| |

Inhibitor May Reduce Mesothelioma Fluid and Prolong Survival


A drug based on a naturally-occurring cell growth inhibitor may boost the effectiveness of chemotherapy against mesothelioma fluid buildup.

The drug, called Endostar, is based on endostatin, a compound derived from human collagen. In the body, endostatin acts as an anti-angiogenic agent, preventing the kind of vascular development that cancer cells need to grow and thrive. By effectively choking off the natural formation of tumor-feeding blood vessels, Endostar aims to ‘starve’ mesothelioma cells and shrink tumors.

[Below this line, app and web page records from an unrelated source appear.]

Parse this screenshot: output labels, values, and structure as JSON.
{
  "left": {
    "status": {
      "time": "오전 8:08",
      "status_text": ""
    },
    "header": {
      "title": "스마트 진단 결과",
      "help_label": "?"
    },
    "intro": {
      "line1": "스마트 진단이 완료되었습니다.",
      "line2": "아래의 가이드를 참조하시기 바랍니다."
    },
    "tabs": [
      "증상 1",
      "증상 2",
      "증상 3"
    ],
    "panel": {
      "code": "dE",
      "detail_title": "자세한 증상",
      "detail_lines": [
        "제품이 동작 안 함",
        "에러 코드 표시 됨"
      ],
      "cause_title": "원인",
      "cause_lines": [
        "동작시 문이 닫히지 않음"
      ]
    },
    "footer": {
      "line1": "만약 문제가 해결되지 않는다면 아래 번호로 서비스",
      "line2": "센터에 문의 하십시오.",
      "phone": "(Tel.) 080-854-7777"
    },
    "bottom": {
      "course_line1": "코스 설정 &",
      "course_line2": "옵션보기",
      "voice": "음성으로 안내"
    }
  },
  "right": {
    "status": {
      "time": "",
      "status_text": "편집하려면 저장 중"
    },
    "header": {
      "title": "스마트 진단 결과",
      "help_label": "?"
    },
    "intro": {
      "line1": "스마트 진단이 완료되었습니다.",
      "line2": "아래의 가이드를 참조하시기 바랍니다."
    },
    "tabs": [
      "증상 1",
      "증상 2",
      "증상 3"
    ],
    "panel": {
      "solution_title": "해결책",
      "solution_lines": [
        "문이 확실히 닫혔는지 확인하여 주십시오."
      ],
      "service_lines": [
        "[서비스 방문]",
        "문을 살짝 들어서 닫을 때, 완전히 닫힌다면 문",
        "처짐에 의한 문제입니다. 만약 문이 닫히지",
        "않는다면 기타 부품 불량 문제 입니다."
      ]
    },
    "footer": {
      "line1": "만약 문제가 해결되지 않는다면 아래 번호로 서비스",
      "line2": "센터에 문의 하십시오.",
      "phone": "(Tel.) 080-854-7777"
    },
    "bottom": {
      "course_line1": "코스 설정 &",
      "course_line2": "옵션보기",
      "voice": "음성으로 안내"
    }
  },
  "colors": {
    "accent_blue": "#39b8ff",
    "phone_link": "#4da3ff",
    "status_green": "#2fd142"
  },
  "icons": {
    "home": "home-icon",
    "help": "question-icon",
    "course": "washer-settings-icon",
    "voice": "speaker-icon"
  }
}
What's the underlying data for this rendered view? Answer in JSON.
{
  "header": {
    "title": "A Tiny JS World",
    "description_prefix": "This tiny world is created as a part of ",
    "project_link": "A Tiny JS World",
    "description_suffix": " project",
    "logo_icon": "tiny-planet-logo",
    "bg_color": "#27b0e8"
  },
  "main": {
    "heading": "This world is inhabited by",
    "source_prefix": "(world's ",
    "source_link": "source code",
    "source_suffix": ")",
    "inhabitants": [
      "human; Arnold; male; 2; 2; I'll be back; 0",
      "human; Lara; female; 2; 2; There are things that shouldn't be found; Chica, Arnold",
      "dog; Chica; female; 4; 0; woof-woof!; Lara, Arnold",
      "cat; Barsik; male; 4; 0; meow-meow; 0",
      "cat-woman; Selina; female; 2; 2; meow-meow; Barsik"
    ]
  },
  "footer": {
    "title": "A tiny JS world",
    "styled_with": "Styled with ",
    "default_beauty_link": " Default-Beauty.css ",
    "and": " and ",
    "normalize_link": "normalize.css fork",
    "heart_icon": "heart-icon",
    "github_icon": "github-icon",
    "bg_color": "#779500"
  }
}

In an article detailing a recent Endostar case study, researchers in China report on its ability to relieve one of the most life-limiting symptoms of mesothelioma – excessive fluid buildup. As mesothelioma cells spread across internal membranes, such as the pleura (around the lungs) or peritoneum (lining the abdomen), they can trigger the body to produce excess fluid. As fluid builds up in the pleural and peritoneal cavities, mesothelioma patients may experience pain and discomfort and be unable to draw a deep breath.

To determine whether Endostar’s anti-angiogenic properties would have any effect on pleural and ascetic fluid, the Chinese team administered the drug in combination with a mesothelioma patient’s chemotherapy regimen. The test subject was a 43-year-old man with advanced malignant pleural mesothelioma. Writing in the Italian-based Journal of Chemotherapy, the research team described the patient’s response this way –  “The addition of Endostar to the gemcitabine-cisplatin regimen gave a prompt and significant improvement of clinical symptoms and disappearance of ascites.”

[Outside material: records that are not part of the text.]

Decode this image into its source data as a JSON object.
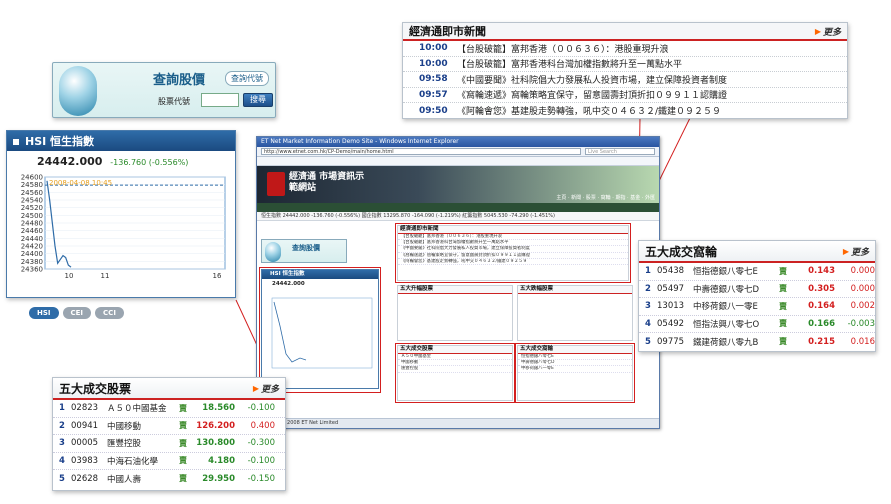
{
  "news": {
    "title": "經濟通即市新聞",
    "more": "更多",
    "items": [
      {
        "time": "10:00",
        "text": "【台股破籠】富邦香港（００６３６）：港股重現升浪"
      },
      {
        "time": "10:00",
        "text": "【台股破籠】富邦香港科台灣加權指數將升至一萬點水平"
      },
      {
        "time": "09:58",
        "text": "《中國要聞》社科院倡大力發展私人投資市場，建立保障投資者制度"
      },
      {
        "time": "09:57",
        "text": "《窩輪速遞》窩輪策略宜保守，留意國壽封頂折扣０９９１１認購證"
      },
      {
        "time": "09:50",
        "text": "《阿輪會您》基建股走勢轉強，吼中交０４６３２/鐵建０９２５９"
      }
    ]
  },
  "query": {
    "title": "查詢股價",
    "code_link": "查詢代號",
    "label": "股票代號",
    "input_value": "",
    "button": "搜尋"
  },
  "hsi": {
    "title": "HSI 恒生指數",
    "value": "24442.000",
    "change": "-136.760 (-0.556%)",
    "tabs": [
      "HSI",
      "CEI",
      "CCI"
    ],
    "chart_data": {
      "type": "line",
      "title": "2008-04-08 10:45",
      "x_ticks": [
        "10",
        "11",
        "16"
      ],
      "y_ticks": [
        "24600",
        "24580",
        "24560",
        "24540",
        "24520",
        "24500",
        "24480",
        "24460",
        "24440",
        "24420",
        "24400",
        "24380",
        "24360"
      ],
      "ylim": [
        24360,
        24600
      ],
      "reference": 24578.76,
      "series": [
        {
          "values": [
            24590,
            24540,
            24480,
            24420,
            24375,
            24385,
            24395,
            24390,
            24370,
            24365
          ]
        }
      ]
    }
  },
  "stocks": {
    "title": "五大成交股票",
    "more": "更多",
    "rows": [
      {
        "rank": "1",
        "code": "02823",
        "name": "Ａ５０中國基金",
        "flag": "賣",
        "price": "18.560",
        "change": "-0.100"
      },
      {
        "rank": "2",
        "code": "00941",
        "name": "中國移動",
        "flag": "賣",
        "price": "126.200",
        "change": "0.400"
      },
      {
        "rank": "3",
        "code": "00005",
        "name": "匯豐控股",
        "flag": "賣",
        "price": "130.800",
        "change": "-0.300"
      },
      {
        "rank": "4",
        "code": "03983",
        "name": "中海石油化學",
        "flag": "賣",
        "price": "4.180",
        "change": "-0.100"
      },
      {
        "rank": "5",
        "code": "02628",
        "name": "中國人壽",
        "flag": "賣",
        "price": "29.950",
        "change": "-0.150"
      }
    ]
  },
  "warrants": {
    "title": "五大成交窩輪",
    "more": "更多",
    "rows": [
      {
        "rank": "1",
        "code": "05438",
        "name": "恒指德銀八零七E",
        "flag": "賣",
        "price": "0.143",
        "change": "0.000"
      },
      {
        "rank": "2",
        "code": "05497",
        "name": "中壽德銀八零七D",
        "flag": "賣",
        "price": "0.305",
        "change": "0.000"
      },
      {
        "rank": "3",
        "code": "13013",
        "name": "中移荷銀八一零E",
        "flag": "賣",
        "price": "0.164",
        "change": "0.002"
      },
      {
        "rank": "4",
        "code": "05492",
        "name": "恒指法興八零七O",
        "flag": "賣",
        "price": "0.166",
        "change": "-0.003"
      },
      {
        "rank": "5",
        "code": "09775",
        "name": "鐵建荷銀八零九B",
        "flag": "賣",
        "price": "0.215",
        "change": "0.016"
      }
    ]
  },
  "browser": {
    "title": "ET Net Market Information Demo Site - Windows Internet Explorer",
    "url": "http://www.etnet.com.hk/CP-Demo/main/home.html",
    "search": "Live Search",
    "logo": "經濟通 市場資訊示範網站",
    "nav": "主頁 · 新聞 · 股票 · 窩輪 · 期指 · 基金 · 外匯",
    "ticker": "恒生指數 24442.000 -136.760 (-0.556%)   國企指數 13295.870 -164.090 (-1.219%)   紅籌指數 5045.530 -74.290 (-1.451%)",
    "status": "Copyright 2008 ET Net Limited",
    "panel_news": "經濟通即市新聞",
    "panel_top_gain": "五大升幅股票",
    "panel_top_loss": "五大跌幅股票",
    "panel_top_stock": "五大成交股票",
    "panel_top_warrant": "五大成交窩輪"
  },
  "colors": {
    "accent_red": "#d31f1f",
    "up": "#d31f1f",
    "down": "#2a8a2a",
    "hsi_blue": "#2f6ca8"
  }
}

But the news gets even better. Although many mesothelioma patients do not live beyond a year after diagnosis, the patient on the Endostar/chemotherapy combination was still progression-free after 27 months. The results prompted the Chinese researchers to recommend that Endostar be further explored in combination with chemotherapy for mesothelioma, “especially its effect on pleural and ascitic fluid”.

Endostatin was first studied in the U.S. by Boston cancer surgeon Dr. Judah Folkman. Currently, Endostar is only licensed for used in China, where it was approved by the State Food and Drug Administration for the treatment of mesothelioma and other cancers in 2005. According to Cancer Therapy China, the makers of Endostar have engaged in talks with U.S. pharmaceutical firms but no deal has yet been arranged for U.S. distribution.


Chen, X et al, “Recombinant human endostatin (endostar) decreased recurrent ascites, pleural fluid and ascitic VEGF in a case of advanced mesothelioma”, 2012, Journal of Chemotherapy.
Endostar – Antiangiogenesis Therapy, Cancer Therapy China website.

Similar Posts